There is a type of blackbird here that travels in large flocks. And like a school of fish in the sky; they turn and dive in unison – and they squawk in unison. You’ll see them coming, silent but flappin’ away and then all of a sudden there is a cacophony of bird-speak, then silence as they veer off out of sight. The local lore is when you see them; it will rain the next day. I haven’t recorded any data, but they show up a lot and it rains a lot – could be true.
Meanwhile, that flock of birds must have flown over this cuckoo’s nest because things have changed around here. It started about a week or so ago. We had a nice day. Chef didn’t yell at anyone. Then we had several days off and we didn’t hear any yelling. Then we all went on a field trip and chef drove in a separate car and we didn’t hear any yelling. Then we came back and got to work – and we didn’t hear any yelling. I know it could all go back to the way it was at any moment, but it does feel like there has been a real change. Thank God.
I am on the downhill side of this cooking school with about 5 weeks to go. The amount of new information has slowed as we actually prepare ourselves the things we have seen. We are about to have another menu execution – see “You Couldn’t Write This Script” and you will understand when I say that I faced this week with trepidation. However, good ole TL and I are not on the same team and it is like a dream without him. I hear he hasn’t changed a bit, but at least he is not my leader and the Team Leader of their group is corralling him in.
Without the craziness I fear my blog will lack the gallows humor of previous posts, but I can share with you a few of the things I am learning.
- I have learned that I am a whole person separate and apart from my friends and family. I miss them, but I am whole without them. (I wasn’t really sure the first few weeks)
- I have learned that I do not have to be in control of the situation to be calm in the situation.
- I know a great deal more about food and cooking then I thought I did.
- That my mother could have taught this course with the vast amount of knowledge she has about food and shared with me. And, yes, I have told her – every time I talk to her because, for mom, it is new information each time.

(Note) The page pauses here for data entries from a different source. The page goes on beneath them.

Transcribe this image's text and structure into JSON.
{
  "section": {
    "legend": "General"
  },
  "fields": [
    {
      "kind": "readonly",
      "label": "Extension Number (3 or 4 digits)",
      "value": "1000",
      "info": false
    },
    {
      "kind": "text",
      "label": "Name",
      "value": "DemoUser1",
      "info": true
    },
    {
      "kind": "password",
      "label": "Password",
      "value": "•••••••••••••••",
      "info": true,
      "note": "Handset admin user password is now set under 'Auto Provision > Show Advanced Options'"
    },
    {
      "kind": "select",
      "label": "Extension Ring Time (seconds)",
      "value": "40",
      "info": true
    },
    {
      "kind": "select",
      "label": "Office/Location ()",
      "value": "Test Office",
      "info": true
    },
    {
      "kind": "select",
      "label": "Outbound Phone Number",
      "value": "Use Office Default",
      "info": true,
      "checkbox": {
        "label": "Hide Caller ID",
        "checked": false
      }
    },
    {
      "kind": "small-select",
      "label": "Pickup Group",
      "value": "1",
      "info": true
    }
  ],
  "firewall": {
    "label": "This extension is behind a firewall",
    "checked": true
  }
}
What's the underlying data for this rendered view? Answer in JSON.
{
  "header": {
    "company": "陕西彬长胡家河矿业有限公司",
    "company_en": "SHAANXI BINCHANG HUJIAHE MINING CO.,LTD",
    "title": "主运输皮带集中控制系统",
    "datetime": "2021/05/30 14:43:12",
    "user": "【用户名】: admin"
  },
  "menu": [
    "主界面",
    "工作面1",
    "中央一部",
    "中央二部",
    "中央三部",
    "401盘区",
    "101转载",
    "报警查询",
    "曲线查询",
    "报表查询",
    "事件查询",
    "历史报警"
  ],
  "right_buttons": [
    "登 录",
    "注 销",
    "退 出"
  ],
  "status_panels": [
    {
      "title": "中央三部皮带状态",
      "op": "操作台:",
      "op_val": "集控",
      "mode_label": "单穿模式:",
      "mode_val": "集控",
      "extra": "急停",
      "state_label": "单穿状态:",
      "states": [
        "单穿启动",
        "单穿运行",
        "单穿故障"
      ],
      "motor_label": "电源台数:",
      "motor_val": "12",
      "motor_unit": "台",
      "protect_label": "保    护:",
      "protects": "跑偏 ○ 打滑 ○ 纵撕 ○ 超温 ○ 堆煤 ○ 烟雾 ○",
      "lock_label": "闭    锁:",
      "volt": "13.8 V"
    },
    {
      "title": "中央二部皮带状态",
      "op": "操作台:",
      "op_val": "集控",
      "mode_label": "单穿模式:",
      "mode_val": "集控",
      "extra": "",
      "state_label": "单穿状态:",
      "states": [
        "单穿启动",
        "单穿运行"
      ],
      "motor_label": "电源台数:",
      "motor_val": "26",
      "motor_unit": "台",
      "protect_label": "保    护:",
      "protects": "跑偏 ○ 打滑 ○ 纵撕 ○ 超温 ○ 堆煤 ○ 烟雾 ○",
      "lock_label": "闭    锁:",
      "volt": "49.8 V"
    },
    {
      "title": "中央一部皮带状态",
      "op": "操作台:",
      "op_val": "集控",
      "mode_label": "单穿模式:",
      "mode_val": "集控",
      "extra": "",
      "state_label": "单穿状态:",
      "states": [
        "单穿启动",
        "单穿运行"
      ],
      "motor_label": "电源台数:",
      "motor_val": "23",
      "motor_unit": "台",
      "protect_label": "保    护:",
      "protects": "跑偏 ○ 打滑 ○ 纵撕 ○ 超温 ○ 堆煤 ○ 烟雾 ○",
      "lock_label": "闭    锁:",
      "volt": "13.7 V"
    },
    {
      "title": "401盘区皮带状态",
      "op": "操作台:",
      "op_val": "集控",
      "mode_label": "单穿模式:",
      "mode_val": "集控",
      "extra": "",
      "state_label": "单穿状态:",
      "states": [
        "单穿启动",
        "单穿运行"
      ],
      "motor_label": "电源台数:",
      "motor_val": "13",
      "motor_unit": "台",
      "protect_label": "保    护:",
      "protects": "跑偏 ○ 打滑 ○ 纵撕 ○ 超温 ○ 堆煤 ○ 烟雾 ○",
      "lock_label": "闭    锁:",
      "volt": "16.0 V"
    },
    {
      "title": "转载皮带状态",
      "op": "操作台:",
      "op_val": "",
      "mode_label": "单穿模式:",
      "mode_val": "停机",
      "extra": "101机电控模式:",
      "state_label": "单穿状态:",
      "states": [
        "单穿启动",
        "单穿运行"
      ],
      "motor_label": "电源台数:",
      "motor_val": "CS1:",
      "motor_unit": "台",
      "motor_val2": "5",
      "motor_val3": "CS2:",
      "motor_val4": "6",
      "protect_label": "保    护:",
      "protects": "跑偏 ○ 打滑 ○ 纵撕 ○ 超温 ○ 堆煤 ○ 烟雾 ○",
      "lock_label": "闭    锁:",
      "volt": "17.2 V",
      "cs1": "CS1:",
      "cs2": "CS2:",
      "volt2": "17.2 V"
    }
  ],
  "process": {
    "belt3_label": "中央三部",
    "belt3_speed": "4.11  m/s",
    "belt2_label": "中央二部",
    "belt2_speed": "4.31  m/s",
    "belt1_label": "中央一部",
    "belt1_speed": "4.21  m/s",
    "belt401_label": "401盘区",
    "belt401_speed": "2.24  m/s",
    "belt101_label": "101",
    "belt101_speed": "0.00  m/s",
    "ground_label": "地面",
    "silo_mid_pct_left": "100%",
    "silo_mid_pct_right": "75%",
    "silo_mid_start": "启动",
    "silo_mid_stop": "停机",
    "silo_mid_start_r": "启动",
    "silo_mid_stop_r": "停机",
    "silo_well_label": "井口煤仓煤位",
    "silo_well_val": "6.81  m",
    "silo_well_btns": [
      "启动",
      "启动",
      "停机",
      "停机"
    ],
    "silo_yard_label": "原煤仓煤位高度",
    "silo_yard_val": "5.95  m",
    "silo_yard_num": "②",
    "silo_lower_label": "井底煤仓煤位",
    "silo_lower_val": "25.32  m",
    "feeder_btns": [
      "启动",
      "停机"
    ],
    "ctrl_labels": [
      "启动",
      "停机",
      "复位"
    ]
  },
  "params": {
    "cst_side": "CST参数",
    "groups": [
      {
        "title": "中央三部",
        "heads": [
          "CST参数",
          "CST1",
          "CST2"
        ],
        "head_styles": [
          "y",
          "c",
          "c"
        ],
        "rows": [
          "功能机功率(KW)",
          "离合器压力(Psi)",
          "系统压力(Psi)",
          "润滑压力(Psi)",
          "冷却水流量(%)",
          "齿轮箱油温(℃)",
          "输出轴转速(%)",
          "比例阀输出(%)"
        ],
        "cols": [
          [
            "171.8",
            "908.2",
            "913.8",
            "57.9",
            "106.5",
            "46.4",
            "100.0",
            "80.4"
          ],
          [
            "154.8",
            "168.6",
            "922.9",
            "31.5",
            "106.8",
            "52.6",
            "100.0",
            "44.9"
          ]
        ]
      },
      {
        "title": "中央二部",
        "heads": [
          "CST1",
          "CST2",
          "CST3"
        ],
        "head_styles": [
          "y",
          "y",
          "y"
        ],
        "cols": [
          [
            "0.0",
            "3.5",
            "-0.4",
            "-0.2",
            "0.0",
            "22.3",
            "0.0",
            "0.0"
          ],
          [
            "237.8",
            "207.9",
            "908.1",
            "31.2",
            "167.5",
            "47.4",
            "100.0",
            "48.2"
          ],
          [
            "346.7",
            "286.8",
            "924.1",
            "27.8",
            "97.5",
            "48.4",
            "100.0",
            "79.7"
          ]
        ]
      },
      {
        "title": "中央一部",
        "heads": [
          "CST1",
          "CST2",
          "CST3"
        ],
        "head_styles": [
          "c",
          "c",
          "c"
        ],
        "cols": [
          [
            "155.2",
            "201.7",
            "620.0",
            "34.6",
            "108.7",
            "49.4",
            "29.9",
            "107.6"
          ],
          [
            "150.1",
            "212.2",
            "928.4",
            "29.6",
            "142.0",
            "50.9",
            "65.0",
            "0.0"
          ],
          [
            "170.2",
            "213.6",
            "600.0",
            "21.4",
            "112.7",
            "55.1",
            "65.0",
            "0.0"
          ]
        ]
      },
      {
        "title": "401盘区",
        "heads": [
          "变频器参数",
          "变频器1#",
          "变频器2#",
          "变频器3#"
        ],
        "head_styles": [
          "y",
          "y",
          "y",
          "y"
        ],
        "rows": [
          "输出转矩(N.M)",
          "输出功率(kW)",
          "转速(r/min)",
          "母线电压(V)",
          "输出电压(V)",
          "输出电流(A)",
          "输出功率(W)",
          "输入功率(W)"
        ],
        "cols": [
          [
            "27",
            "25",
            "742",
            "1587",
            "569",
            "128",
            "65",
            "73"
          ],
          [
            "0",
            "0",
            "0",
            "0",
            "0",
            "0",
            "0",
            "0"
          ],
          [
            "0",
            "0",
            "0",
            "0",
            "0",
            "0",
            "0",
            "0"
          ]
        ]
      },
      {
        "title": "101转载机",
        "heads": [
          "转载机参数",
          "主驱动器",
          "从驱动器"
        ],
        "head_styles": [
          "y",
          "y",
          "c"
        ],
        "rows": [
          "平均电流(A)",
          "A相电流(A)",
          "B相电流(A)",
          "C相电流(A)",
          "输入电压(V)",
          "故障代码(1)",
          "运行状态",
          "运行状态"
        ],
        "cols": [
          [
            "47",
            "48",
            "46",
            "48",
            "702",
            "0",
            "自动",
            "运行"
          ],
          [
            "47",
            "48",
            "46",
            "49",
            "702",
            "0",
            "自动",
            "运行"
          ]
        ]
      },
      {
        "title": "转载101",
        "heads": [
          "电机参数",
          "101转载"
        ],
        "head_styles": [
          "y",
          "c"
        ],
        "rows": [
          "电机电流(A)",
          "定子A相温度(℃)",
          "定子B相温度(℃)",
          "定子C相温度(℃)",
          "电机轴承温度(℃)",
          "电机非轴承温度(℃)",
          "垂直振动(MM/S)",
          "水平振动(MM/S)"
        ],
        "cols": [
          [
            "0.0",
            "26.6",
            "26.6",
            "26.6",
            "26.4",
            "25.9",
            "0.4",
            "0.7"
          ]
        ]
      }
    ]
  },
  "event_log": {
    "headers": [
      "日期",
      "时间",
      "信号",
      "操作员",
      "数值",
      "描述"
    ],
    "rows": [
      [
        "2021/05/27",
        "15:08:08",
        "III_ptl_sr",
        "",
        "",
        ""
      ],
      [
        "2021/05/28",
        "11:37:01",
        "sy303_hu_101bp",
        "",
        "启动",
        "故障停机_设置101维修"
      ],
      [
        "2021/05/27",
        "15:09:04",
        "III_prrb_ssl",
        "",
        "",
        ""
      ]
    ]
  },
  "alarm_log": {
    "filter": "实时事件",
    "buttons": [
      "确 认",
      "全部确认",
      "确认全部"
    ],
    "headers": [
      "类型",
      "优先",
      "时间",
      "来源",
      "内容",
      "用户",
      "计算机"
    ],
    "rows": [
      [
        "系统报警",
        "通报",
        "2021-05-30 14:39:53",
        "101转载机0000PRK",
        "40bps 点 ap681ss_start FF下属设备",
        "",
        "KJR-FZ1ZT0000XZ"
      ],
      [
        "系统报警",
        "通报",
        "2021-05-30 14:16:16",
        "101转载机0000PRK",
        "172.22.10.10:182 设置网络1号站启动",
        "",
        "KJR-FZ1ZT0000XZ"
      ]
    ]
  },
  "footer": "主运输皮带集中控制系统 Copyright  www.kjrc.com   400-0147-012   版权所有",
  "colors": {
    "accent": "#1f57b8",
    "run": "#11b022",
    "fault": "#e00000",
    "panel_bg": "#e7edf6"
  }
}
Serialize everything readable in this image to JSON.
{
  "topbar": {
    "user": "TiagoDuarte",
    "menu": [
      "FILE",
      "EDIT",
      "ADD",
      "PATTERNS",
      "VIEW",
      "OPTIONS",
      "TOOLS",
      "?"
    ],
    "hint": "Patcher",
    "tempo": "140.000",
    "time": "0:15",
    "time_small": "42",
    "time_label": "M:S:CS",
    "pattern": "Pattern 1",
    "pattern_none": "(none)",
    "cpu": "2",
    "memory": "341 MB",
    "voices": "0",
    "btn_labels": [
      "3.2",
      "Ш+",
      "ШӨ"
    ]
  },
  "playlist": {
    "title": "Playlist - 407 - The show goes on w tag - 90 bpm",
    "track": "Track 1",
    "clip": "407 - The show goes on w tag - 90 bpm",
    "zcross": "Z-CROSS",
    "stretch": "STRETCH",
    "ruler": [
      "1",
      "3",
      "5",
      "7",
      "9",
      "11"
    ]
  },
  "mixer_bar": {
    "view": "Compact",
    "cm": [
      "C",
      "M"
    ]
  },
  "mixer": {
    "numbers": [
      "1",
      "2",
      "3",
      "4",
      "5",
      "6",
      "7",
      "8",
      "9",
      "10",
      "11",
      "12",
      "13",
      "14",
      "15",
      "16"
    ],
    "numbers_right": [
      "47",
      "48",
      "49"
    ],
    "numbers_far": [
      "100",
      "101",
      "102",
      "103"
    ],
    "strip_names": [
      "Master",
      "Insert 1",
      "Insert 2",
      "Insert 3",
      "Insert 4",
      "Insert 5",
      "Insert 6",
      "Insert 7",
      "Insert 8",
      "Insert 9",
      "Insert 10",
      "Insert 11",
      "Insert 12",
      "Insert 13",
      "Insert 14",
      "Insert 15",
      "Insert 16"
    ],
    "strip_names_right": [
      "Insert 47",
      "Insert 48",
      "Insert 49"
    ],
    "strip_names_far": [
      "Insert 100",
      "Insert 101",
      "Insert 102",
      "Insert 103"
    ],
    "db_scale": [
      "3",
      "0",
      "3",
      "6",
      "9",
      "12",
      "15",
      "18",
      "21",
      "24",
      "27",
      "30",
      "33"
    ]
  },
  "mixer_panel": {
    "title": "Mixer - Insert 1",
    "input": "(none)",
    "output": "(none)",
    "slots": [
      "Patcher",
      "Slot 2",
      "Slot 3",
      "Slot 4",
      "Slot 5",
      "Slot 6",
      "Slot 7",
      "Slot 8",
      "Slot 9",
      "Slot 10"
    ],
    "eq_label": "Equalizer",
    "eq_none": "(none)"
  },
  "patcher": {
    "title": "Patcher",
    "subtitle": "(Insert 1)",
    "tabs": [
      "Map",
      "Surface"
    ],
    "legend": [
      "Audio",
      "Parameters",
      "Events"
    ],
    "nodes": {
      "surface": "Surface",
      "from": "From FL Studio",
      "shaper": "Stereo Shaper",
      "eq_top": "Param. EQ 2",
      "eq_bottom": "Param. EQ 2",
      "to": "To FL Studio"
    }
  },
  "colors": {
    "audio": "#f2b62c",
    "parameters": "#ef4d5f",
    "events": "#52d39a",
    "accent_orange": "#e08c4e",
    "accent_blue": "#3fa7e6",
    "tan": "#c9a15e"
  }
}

- That I like having a roommate and I am tired of living alone.
- That Italians like to cook their vegetable to DEATH and most green things are bitter as hell.
- That Italians, who live in a beautiful country, speak a lovely language, and have a lively and proud past, are always grumpy looking. Getting a smile out of an Italian on the street requires serious effort, however wearing a ridiculous hat at Carnivale seemed to do the trick.
- There is no food that I miss from home.
- I would not go out of my way to cook goat meat.
On our field trip we saw some amazing things in a town called Matera in Basilicata. There are caves there that people have been living in continuously since the dawn of time until 1968. The town grew upon itself over the centuries and is a scramble of building materials, natural rock and lots of stairs, none of which conform to the rise and run standards of the USA.
We also visited a town in Pulgia, Altamura, which means “high walls”. A local showed us a chunk of the original wall in which there was a stone plaque depicting a leg. He explained that once, another people tried to conquer Altamura and after their unsuccessful attempt their leader was tied to four horses and pulled apart. There was a plaque on each of the four walls of the town with a corresponding body part to commemorate the event. I have decided that when I attack, it won’t be Altamura.
After that history lesson we visited an ancient bread bakery. The oven was huge and the peels were probably 20 feet long. The proprietor said no pictures and that somehow set off the chef. He purchased a heavy loaf of the very crusty bread and we sampled it outside the shop. Still annoyed that we couldn’t take pictures he took it out on the bread, at least at the beginning. It was still a steaming mass of golden dough but chef insisted it was raw and sharpened that point by demonstrating that he could make a ball out of the warm dough – then he threw a piece of it in the street and waited for a car to run over it, then he wadded up a piece and threw it at the bakery door, all amidst lively commentary about the genealogy of the baker. At that point Kristine, Jason and I strolled off in another direction, embarrassed to be seen with the group. We were wandering down a street when a voice came from behind me shouting, “Where are you from?” I figured someone had seen me with the troop of buffoons and was about to give me a tongue lashing, but gratefully, it was a local who had lived in Ireland for 5 months, spoke pretty good English and wanted to tell me about it. I am guessing my attire gave me away as a tourist.
It was about then that we discovered a pasticceria, a pastry shop, and went in for a caffeine/sugar high to forget our troubles. What a beautiful shop with gorgeous pastries. We saw a dozen certificates on the wall proclaiming completion of various programs and assumed they belonged to the owner. We relaxed in a beautiful setting and when we were about to leave a thin young man with the fashionable 3 day beard came out and greeted us. We discovered he was the pastry chef and I asked if I could be his student. He waved me in. He is not on the list of places that chef has available but it was nice to think of it.
Ciao for now,